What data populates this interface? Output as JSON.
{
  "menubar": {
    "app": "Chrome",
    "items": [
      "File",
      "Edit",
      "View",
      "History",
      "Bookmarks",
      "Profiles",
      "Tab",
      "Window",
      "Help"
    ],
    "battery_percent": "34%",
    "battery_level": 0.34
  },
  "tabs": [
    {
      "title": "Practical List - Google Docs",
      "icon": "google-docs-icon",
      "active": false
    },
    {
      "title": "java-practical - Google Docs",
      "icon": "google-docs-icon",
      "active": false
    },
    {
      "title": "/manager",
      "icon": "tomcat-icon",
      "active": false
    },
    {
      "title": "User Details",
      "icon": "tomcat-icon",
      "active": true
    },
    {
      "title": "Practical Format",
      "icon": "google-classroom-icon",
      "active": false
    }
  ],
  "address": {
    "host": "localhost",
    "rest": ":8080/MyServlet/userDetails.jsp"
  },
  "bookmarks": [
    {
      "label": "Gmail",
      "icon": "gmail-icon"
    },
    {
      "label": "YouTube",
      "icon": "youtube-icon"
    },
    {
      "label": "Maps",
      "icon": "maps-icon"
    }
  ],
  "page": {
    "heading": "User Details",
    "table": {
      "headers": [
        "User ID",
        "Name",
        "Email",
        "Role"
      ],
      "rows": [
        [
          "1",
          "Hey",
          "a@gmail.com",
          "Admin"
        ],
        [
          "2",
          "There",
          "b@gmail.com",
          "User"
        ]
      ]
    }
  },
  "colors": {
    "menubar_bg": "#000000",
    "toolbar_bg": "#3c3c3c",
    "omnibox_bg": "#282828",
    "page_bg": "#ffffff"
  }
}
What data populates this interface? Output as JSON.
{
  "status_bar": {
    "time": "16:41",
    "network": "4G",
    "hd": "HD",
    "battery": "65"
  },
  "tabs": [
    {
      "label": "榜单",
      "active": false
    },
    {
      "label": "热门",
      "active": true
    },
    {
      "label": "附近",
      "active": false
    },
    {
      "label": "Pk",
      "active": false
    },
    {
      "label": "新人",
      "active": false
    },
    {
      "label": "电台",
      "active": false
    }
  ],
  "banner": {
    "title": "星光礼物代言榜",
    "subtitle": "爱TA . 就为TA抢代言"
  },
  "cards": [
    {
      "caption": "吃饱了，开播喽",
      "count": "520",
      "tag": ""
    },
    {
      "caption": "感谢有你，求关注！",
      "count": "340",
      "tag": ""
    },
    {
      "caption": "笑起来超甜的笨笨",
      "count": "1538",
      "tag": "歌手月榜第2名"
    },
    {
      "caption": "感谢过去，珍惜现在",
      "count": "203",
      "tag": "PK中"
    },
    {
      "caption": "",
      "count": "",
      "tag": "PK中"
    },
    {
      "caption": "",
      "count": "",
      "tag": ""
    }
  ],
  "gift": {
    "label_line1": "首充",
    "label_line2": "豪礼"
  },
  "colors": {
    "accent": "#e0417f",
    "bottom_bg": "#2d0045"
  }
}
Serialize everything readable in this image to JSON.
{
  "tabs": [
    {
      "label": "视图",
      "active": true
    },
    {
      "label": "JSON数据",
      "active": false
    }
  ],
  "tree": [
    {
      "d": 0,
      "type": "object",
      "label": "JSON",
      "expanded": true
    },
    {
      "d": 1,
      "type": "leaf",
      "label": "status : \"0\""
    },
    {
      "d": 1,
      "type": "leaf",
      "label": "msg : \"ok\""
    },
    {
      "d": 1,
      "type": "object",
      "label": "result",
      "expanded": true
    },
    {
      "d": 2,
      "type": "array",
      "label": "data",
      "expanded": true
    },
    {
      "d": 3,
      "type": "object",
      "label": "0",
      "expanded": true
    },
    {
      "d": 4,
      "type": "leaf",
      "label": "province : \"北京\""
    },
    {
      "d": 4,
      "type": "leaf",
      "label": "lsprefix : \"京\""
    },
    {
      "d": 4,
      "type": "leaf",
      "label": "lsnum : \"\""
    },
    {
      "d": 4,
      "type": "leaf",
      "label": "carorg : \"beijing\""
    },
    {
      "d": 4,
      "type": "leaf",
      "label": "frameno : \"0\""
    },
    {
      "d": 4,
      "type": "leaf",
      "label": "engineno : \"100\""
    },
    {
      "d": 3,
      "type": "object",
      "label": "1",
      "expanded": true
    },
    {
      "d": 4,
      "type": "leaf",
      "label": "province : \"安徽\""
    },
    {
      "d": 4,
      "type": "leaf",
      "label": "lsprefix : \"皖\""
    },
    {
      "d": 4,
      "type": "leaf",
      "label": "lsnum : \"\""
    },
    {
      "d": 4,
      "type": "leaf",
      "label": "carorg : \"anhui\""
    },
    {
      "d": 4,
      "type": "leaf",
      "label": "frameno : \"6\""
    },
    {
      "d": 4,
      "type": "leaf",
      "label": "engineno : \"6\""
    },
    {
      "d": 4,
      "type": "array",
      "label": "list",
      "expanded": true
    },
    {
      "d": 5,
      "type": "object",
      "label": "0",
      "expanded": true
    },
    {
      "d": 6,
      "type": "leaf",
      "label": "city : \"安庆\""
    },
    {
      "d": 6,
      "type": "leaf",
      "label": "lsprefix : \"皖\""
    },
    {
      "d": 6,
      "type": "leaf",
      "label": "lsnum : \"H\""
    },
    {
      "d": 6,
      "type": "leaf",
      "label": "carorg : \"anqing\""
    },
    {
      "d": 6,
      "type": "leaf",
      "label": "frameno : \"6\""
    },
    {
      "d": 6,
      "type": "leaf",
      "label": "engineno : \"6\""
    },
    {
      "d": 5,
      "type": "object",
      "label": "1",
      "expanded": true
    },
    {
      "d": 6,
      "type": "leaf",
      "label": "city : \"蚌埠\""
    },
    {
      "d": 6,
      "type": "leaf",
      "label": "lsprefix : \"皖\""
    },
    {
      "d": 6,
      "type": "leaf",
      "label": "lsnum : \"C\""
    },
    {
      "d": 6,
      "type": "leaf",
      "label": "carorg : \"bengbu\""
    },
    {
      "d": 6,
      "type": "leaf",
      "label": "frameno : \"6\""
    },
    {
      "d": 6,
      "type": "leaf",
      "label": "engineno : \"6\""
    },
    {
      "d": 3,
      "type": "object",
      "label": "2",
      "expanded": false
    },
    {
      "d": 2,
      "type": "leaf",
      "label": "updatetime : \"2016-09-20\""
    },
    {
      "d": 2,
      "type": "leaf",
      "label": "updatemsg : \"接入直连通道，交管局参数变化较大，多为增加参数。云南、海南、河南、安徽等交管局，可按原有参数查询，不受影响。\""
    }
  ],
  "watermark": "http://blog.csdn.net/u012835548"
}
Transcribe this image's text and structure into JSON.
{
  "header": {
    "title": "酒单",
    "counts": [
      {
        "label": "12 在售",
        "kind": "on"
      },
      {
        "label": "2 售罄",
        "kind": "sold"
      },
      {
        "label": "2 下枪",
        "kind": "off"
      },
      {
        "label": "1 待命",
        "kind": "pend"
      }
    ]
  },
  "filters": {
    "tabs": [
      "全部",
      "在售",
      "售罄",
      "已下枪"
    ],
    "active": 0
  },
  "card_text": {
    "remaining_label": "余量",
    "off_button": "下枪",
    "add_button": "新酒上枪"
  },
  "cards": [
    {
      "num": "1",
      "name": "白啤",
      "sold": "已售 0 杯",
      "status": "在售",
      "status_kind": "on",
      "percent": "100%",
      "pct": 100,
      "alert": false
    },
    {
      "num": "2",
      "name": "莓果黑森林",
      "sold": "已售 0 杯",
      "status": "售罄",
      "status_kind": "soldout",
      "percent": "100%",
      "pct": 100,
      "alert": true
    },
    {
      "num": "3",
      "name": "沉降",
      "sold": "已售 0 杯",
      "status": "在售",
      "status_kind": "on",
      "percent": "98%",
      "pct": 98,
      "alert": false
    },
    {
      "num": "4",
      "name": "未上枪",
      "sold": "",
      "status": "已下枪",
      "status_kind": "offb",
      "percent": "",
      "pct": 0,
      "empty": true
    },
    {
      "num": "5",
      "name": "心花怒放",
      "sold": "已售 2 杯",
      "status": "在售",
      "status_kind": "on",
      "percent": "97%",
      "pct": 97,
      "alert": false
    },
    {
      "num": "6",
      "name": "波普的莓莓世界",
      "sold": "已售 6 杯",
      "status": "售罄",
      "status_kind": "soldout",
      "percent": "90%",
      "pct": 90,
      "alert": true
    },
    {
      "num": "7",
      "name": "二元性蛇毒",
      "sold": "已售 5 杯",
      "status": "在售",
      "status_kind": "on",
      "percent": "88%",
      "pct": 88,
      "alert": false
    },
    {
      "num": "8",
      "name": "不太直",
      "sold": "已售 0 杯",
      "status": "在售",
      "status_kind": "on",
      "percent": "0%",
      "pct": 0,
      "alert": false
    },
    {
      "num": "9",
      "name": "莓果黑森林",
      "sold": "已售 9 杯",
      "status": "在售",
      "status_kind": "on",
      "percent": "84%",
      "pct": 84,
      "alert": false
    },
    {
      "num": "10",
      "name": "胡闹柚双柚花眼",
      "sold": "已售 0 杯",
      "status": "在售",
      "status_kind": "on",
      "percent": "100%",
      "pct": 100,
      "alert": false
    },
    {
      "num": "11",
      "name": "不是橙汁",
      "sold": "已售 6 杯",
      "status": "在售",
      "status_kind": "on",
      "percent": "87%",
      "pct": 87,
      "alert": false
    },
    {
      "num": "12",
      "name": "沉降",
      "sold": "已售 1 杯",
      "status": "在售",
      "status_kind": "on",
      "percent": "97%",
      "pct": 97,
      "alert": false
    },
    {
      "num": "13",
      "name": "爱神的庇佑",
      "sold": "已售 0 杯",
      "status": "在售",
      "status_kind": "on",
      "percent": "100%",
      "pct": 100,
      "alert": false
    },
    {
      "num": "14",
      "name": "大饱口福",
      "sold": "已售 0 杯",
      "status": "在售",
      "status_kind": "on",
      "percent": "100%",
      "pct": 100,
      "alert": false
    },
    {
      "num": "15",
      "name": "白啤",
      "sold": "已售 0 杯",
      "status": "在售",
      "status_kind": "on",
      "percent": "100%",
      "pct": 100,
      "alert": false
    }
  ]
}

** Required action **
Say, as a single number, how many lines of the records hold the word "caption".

** Exercise response **
6